any firm conclusions, that unconventional objects apparently rather 
similar in nature to those that have been reported in our global 
airspace in the past two decades have been seen prior to the 1947 
epoch of marked rise in sightings. If this is true, then it is, with 
regard to our final interpretation of what happens in the UFO 
phenomenon UFO, that it has huge implications. It would be necessary 
that a scientific examination of these testimonys is undertaken by 
people versed in a large variety of disciplines, by scientists who 
have a knowledge of the various historical aspects of technology and 
the disciplines which relate to it. I will not try here to develop 
the thing in detail, I only want to stress that a certain number of 
students of the problem gathered testimonys in which rises the 
convinction that the UFO phenomenon goes back to at least a half-
century, if not more. Consecutively with this remark, one must then 
stress this somewhat disconcerting point that the frequency of 
sightings increased by perhaps two or three orders of magnitude in 
1946-47 - for reasons we do not now understand in the slightest 
degree. It may be that this ignorance is not easy to surmount; but, 
unless we begin the serious scientific study of the UFO problem, we 
will persist in complete ignorance of what is perhaps, for the 
entire humanity, a subject of exceptional concern. 

In short, I will say all the value that give to this occasion which 
was given to me to meet you and to speak with you about this 
problem. I insist that the United Nations immediately undertakes the 
examination of the problem of the UFOS, perhaps by the intermediary 
of the Group of Outer Space Affairs.

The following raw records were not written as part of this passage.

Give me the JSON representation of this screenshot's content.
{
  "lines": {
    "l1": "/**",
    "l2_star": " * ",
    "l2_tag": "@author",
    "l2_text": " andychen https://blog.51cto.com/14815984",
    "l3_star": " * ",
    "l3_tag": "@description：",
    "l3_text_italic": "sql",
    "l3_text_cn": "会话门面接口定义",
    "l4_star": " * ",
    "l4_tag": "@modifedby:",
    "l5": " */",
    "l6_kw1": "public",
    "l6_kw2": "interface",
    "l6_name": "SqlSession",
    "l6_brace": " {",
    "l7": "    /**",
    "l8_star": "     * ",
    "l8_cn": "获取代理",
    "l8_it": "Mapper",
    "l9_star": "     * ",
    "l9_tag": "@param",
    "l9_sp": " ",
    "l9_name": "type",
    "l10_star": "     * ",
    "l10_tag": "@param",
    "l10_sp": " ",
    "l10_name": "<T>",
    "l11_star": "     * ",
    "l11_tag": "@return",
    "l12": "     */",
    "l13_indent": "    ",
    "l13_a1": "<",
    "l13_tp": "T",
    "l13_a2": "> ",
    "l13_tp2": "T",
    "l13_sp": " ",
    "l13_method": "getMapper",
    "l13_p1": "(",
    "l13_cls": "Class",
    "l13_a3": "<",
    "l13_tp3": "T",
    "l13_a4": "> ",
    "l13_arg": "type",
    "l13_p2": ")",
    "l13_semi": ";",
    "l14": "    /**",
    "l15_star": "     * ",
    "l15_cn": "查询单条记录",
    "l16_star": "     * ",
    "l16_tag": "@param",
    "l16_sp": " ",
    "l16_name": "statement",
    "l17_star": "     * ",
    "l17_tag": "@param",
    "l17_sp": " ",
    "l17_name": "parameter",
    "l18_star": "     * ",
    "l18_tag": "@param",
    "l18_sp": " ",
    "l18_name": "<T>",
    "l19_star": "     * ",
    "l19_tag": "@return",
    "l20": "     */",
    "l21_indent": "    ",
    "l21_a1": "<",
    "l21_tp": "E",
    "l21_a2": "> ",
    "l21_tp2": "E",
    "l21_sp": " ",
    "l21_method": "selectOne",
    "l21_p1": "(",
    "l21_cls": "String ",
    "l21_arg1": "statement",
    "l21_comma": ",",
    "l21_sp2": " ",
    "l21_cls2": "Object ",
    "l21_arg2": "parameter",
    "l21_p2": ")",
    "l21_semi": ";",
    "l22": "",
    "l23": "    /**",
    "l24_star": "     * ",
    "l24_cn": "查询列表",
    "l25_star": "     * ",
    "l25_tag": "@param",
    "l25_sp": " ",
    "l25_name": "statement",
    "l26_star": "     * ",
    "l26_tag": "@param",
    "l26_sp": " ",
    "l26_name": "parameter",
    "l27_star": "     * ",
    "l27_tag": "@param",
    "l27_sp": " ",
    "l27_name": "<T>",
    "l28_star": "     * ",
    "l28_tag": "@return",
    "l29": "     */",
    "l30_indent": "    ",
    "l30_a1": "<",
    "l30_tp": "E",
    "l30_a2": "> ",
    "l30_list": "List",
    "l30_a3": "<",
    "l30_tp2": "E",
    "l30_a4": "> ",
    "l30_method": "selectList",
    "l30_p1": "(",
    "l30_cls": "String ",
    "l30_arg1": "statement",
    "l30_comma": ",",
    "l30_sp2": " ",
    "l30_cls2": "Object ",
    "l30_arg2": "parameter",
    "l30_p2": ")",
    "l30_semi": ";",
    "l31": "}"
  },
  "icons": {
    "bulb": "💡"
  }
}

And I hope that all the member 
nations will be encouraged to create research groups and commissions 
for the examination of the UFOs observation in their own country, 
and in order to obtain a rapid increase in the world scientific 
attention with regard to this problem. 

If, on the basis of my recent scientific research about this 
attractive problem, I can personally help you in some manner, I hope 
that your Group will call upon me. Many others which I know would be 
also ready, I believe, to offer their assistance in this field, with 
the hope that this long time neglected problem can be quickly raised 
to the condition of a problem in which a high scientific priority 
would be granted. I do not know any other scientific problem whose 
character is more intrinsically international than this problem of 
the nature and the origin of the unidentified flying objects. 
Consequently, it seems essential to obtain that the United Nations 
engage in the study of this problem, whose importance can be really 
enormous for the world.